Meadors said that Murdaugh’s testimony was a gift to the prosecution as he confirmed his lying.
But the person who ultimately solved the case was the little detective, Paul, the prosecutors told jurors.
“Paul, he didn’t testify to you up on this stand, but he testified through Dr. Riemer, and he testified through his phone,” said Meadors, referring to the forensic pathologist and the dog kennel video. “It was so beautiful of him to help us. It was so pure.”
A juror was removed from the case.
The Thursday panel was disbanded after a female juror was accused in a conversation about the case with at most three other people and sharing her views on the evidence presented by the judge.
A rare moment in the trial when the juror dismissed and asked for 12 eggs, her purse, and a bottle of water was remarkable
The judge smiled, and said, “We’ve got a lot of interesting things, but now we have a bunch of eggs,” which elicited laughter from the courtroom.
The prosecution portrays Murdaugh as a clever conman
Creighton Waters was the lead prosecutor and delivered a marathon three-hour closing argument Wednesday. He called the defendant a master manipulator who killed his son and wife to avoid a financial disaster.
Murdaugh was accused of stealing nearly $9 million from clients and former companies. He admitted that he was guilty of most of the thefts.
Waters told jurors that Murdaugh was a cunning conman who tried to deceive them when he took the stand last week.
“This is a man who made his trade on lying. He lied about the most important facts in the case and effortlessly and easily pivoted to a new lie when confronted by something he wasn’t prepared for,” said Waters of Murdaugh’s testimony.
Murdaugh, he added, deceived the people who thought they were closest to him.

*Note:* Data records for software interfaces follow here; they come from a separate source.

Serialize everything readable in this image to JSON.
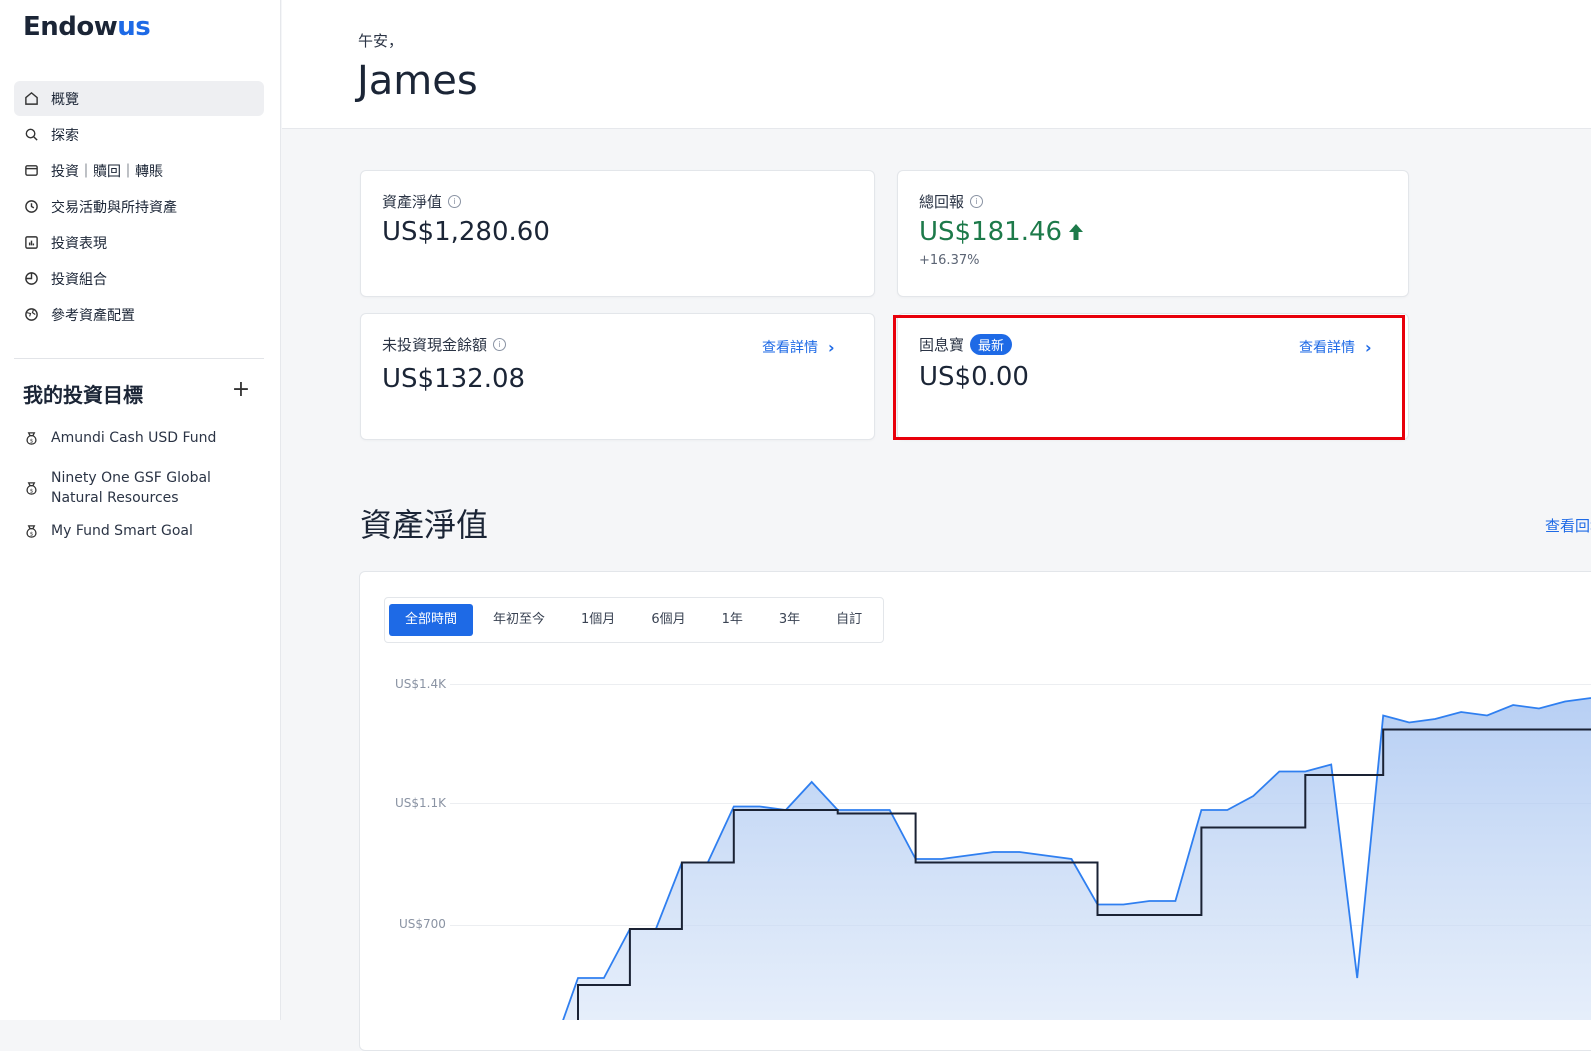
{
  "brand": {
    "logo_main": "Endow",
    "logo_accent": "us"
  },
  "sidebar": {
    "nav": [
      {
        "label": "概覽",
        "icon": "home-icon",
        "active": true
      },
      {
        "label": "探索",
        "icon": "search-icon"
      },
      {
        "label": "投資｜贖回｜轉賬",
        "icon": "wallet-icon"
      },
      {
        "label": "交易活動與所持資產",
        "icon": "clock-icon"
      },
      {
        "label": "投資表現",
        "icon": "bar-chart-icon"
      },
      {
        "label": "投資組合",
        "icon": "pie-chart-icon"
      },
      {
        "label": "參考資產配置",
        "icon": "globe-icon"
      }
    ],
    "goals_title": "我的投資目標",
    "add_label": "+",
    "goals": [
      {
        "label": "Amundi Cash USD Fund",
        "icon": "money-bag-icon"
      },
      {
        "label": "Ninety One GSF Global Natural Resources",
        "icon": "money-bag-icon"
      },
      {
        "label": "My Fund Smart Goal",
        "icon": "money-bag-icon"
      }
    ]
  },
  "header": {
    "greeting": "午安，",
    "name": "James"
  },
  "cards": {
    "net_worth": {
      "label": "資產淨值",
      "value": "US$1,280.60"
    },
    "total_return": {
      "label": "總回報",
      "value": "US$181.46",
      "percent": "+16.37%"
    },
    "cash": {
      "label": "未投資現金餘額",
      "value": "US$132.08",
      "link": "查看詳情"
    },
    "fixed": {
      "label": "固息寶",
      "badge": "最新",
      "value": "US$0.00",
      "link": "查看詳情"
    }
  },
  "section": {
    "title": "資產淨值",
    "link": "查看回報"
  },
  "chart_tabs": [
    "全部時間",
    "年初至今",
    "1個月",
    "6個月",
    "1年",
    "3年",
    "自訂"
  ],
  "chart_tab_active": "全部時間",
  "chart_data": {
    "type": "area",
    "y_ticks": [
      "US$1.4K",
      "US$1.1K",
      "US$700"
    ],
    "ylim": [
      400,
      1400
    ],
    "series": [
      {
        "values": [
          310,
          310,
          520,
          520,
          660,
          660,
          850,
          850,
          1010,
          1010,
          1000,
          1080,
          1000,
          1000,
          1000,
          860,
          860,
          870,
          880,
          880,
          870,
          860,
          730,
          730,
          740,
          740,
          1000,
          1000,
          1040,
          1110,
          1110,
          1130,
          520,
          1270,
          1250,
          1260,
          1280,
          1270,
          1300,
          1290,
          1310,
          1320
        ]
      },
      {
        "values": [
          310,
          310,
          500,
          500,
          660,
          660,
          850,
          850,
          1000,
          1000,
          1000,
          1000,
          990,
          990,
          990,
          850,
          850,
          850,
          850,
          850,
          850,
          850,
          700,
          700,
          700,
          700,
          950,
          950,
          950,
          950,
          1100,
          1100,
          1100,
          1230,
          1230,
          1230,
          1230,
          1230,
          1230,
          1230,
          1230,
          1230
        ]
      }
    ]
  }
}
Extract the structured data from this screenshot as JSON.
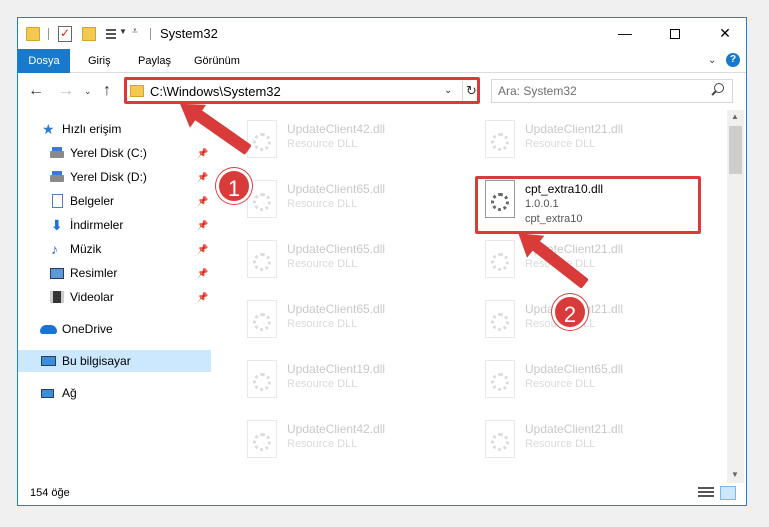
{
  "window": {
    "title": "System32",
    "controls": {
      "minimize": "—",
      "maximize": "",
      "close": "✕"
    }
  },
  "ribbon": {
    "tabs": [
      "Dosya",
      "Giriş",
      "Paylaş",
      "Görünüm"
    ]
  },
  "nav": {
    "address": "C:\\Windows\\System32",
    "search_placeholder": "Ara: System32"
  },
  "sidebar": {
    "items": [
      {
        "label": "Hızlı erişim",
        "icon": "star-icon"
      },
      {
        "label": "Yerel Disk (C:)",
        "icon": "drive-icon",
        "pinned": true
      },
      {
        "label": "Yerel Disk (D:)",
        "icon": "drive-icon",
        "pinned": true
      },
      {
        "label": "Belgeler",
        "icon": "documents-icon",
        "pinned": true
      },
      {
        "label": "İndirmeler",
        "icon": "downloads-icon",
        "pinned": true
      },
      {
        "label": "Müzik",
        "icon": "music-icon",
        "pinned": true
      },
      {
        "label": "Resimler",
        "icon": "pictures-icon",
        "pinned": true
      },
      {
        "label": "Videolar",
        "icon": "videos-icon",
        "pinned": true
      },
      {
        "label": "OneDrive",
        "icon": "cloud-icon"
      },
      {
        "label": "Bu bilgisayar",
        "icon": "computer-icon",
        "selected": true
      },
      {
        "label": "Ağ",
        "icon": "network-icon"
      }
    ]
  },
  "files": [
    {
      "name": "UpdateClient42.dll",
      "desc": "Resource DLL"
    },
    {
      "name": "UpdateClient21.dll",
      "desc": "Resource DLL"
    },
    {
      "name": "UpdateClient65.dll",
      "desc": "Resource DLL"
    },
    {
      "name": "cpt_extra10.dll",
      "desc": "1.0.0.1",
      "line3": "cpt_extra10",
      "highlighted": true
    },
    {
      "name": "UpdateClient65.dll",
      "desc": "Resource DLL"
    },
    {
      "name": "UpdateClient21.dll",
      "desc": "Resource DLL"
    },
    {
      "name": "UpdateClient65.dll",
      "desc": "Resource DLL"
    },
    {
      "name": "UpdateClient21.dll",
      "desc": "Resource DLL"
    },
    {
      "name": "UpdateClient19.dll",
      "desc": "Resource DLL"
    },
    {
      "name": "UpdateClient65.dll",
      "desc": "Resource DLL"
    },
    {
      "name": "UpdateClient42.dll",
      "desc": "Resource DLL"
    },
    {
      "name": "UpdateClient21.dll",
      "desc": "Resource DLL"
    }
  ],
  "status": {
    "count": "154 öğe"
  },
  "annotations": {
    "step1": "1",
    "step2": "2",
    "color": "#d93b3b"
  }
}
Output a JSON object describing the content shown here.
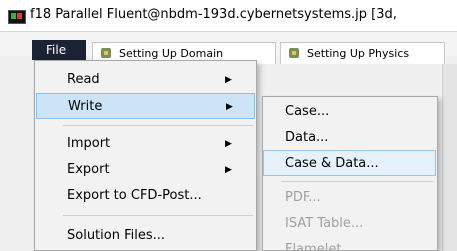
{
  "window": {
    "title": "f18 Parallel Fluent@nbdm-193d.cybernetsystems.jp  [3d,"
  },
  "menubar": {
    "file_label": "File"
  },
  "tabs": [
    {
      "label": "Setting Up Domain",
      "icon": "setup-domain-icon"
    },
    {
      "label": "Setting Up Physics",
      "icon": "setup-physics-icon"
    }
  ],
  "file_menu": {
    "items": [
      {
        "label": "Read",
        "submenu": true
      },
      {
        "label": "Write",
        "submenu": true,
        "highlighted": true
      },
      {
        "label": "Import",
        "submenu": true
      },
      {
        "label": "Export",
        "submenu": true
      },
      {
        "label": "Export to CFD-Post...",
        "submenu": false
      },
      {
        "label": "Solution Files...",
        "submenu": false
      }
    ]
  },
  "write_submenu": {
    "items": [
      {
        "label": "Case...",
        "enabled": true
      },
      {
        "label": "Data...",
        "enabled": true
      },
      {
        "label": "Case & Data...",
        "enabled": true,
        "highlighted": true
      },
      {
        "label": "PDF...",
        "enabled": false
      },
      {
        "label": "ISAT Table...",
        "enabled": false
      },
      {
        "label": "Flamelet...",
        "enabled": false
      }
    ]
  }
}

“He fooled Maggie and Paul, too, and they paid for it with their lives,” Waters told the jury. “Don’t let him fool you, too.”